Winds were blowing out of the west the whole weekend, though at first they weren’t very strong. Kelly took the helm to begin with, reacquainting herself to the whole process. Hallie took a turn after she did: the first time she’s piloted on her own. I took a turn after that once the winds picked up a bit more.

We sailed in a direction different than we usually do. Typically we go east to Eaton’s Ferry and return. Saturday we went west, sailing all the way down to the I-85 bridge. That end of the lake seems much bigger than the eastern side. We saw a lot that we don’t normally see, including a platform of some type right in the middle of the lake, complete with scraggly pines surrounding it and some sort of large bird guarding a nest on top. After a few pictures of the platform, we turned around.

Normally sailors like to have the wind at their backs. It can be much less work. In our case, though, we were unequipped to properly take advantage of it. With wind behind you, the sail that gives you the fastest ride is the spinnaker: a giant rocket of a sail that balloons up like a parachute. We had the spinnaker but no clue how to rig it (and possibly a part missing to do so), so we made do with the sails spread like wings. This worked fine until the wind shifted a bit, at which point one of the sails would go flying in the opposite direction and the careful balance would be disturbed.

I hoped to put the boat in Saturday without cranking the engine but we ran out of wind short of the harbor. It was getting late so we had to move along. Hallie, who was having the time of her life, helpfully suggested we drop anchor and spend the night on the boat. That will have to wait until another time!

We parked the boat at the dock for the night and had the kids in bed by 8:30 last night.

This morning we enjoyed a nice breakfast before heading back for Day Two of sailing. We arrived at the lake around 10:30. With the boat already partially rigged it was easy to get going again. I took the time to connect the engine’s alternator leads to the boat’s battery so that we could put a charge into it while the engine ran. It was the first time I have tried charging the battery this way and it appeared successful. I don’t like having to twist the bare wires together, however, so I’m still looking for a suitable plug arrangement to add to it.

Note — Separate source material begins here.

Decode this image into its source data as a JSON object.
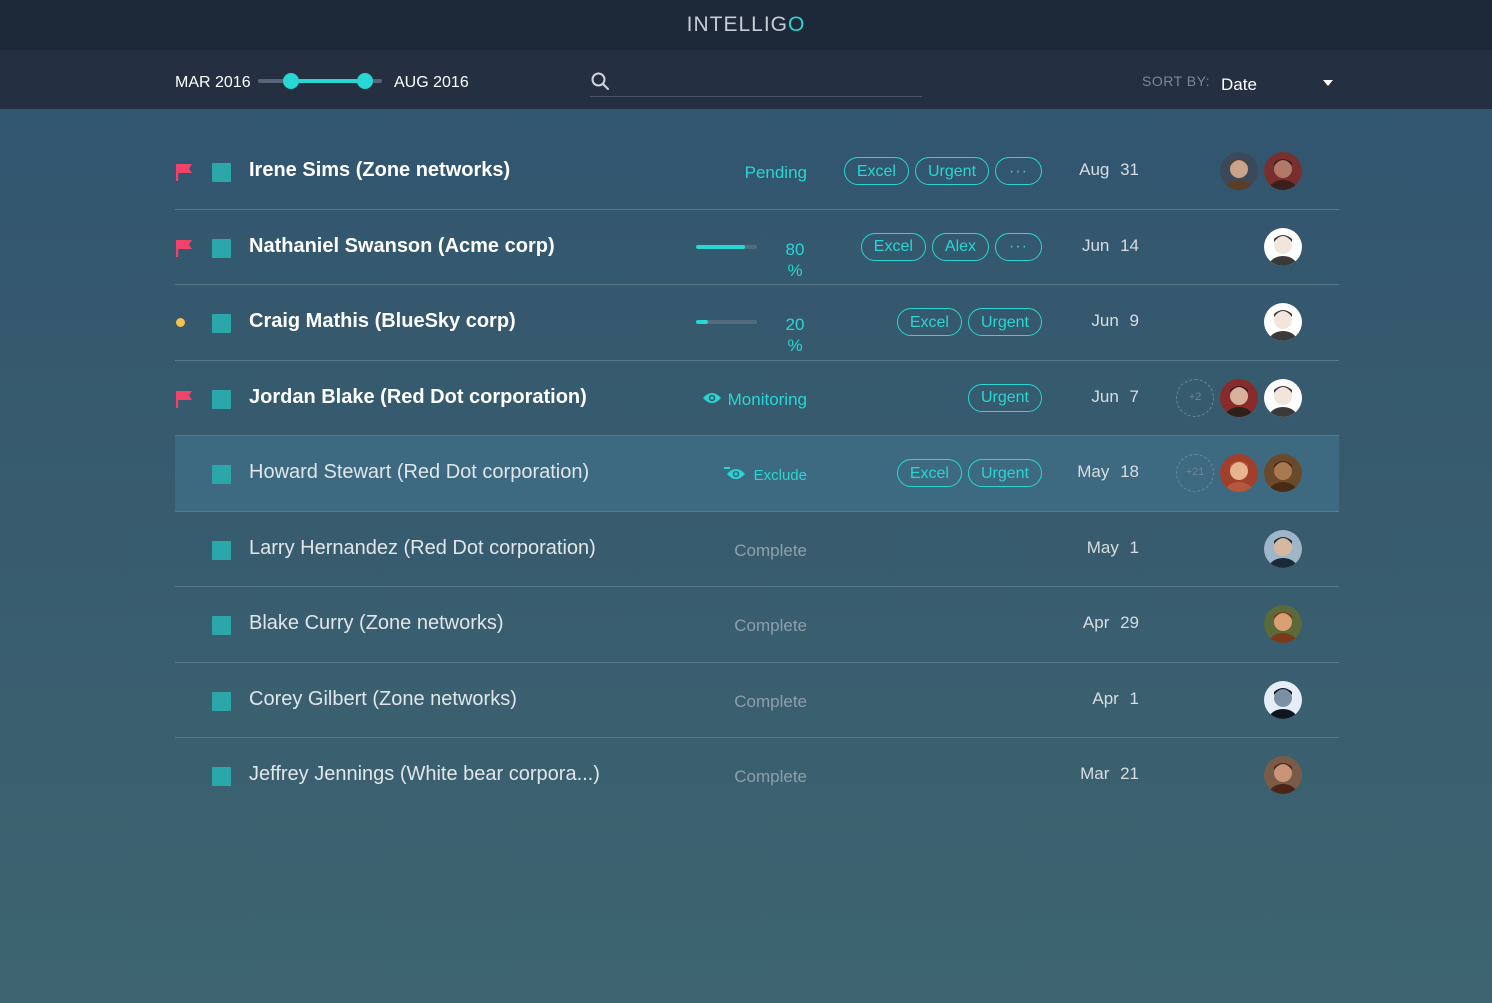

We went our typical direction today: east, towards Eaton’s Ferry. Kelly took the helm the whole trip out, making use of a strong wind to get us out there in record time. She seemed much more comfortable at the helm, and I felt comfortable going below to read stories to the kids. Occasionally, she would ask me to come topside to help with something but generally she skippered the boat herself. I am very proud of her!

The wind had picked up quite a bit by the time we made it to Eaton’s Ferry. I finagled the helm away from Kelly at that point and began the first of a long series of tacks upwind to get us back to the lakehouse.

The problem now was facing a wind blowing exactly from the direction we wished to go. One cannot sail directly upwind, so one sails as close as practicable and tacks when one must. Several times I would set a course to bring us past a point, only to be thwarted by changing wind into tacking again. There were several “last tacks” on the way home.

Kelly looked at me near the end of one and asked how I was doing.

“Tired,” I replied. “I’m ready to get out of here!” As I said it I realized I’d never said that before anytime I was sailing. Truth is, in spite of our fun I had a headache all day long and the sun was making me cranky. Still, to paraphrase the saying: a bad day sailing is better than a good day at the office.

We got back to the lakehouse just about the time we hoped we would. We packed up our stuff and soon headed back home. The kids are now bathed and safely in their beds. Kelly and I are at our desks, wondering why they seem to be bobbing up and down. In a few minutes, we’ll crank up our Netflix movie to top off the weekend.

It was a fine start to our sailing season.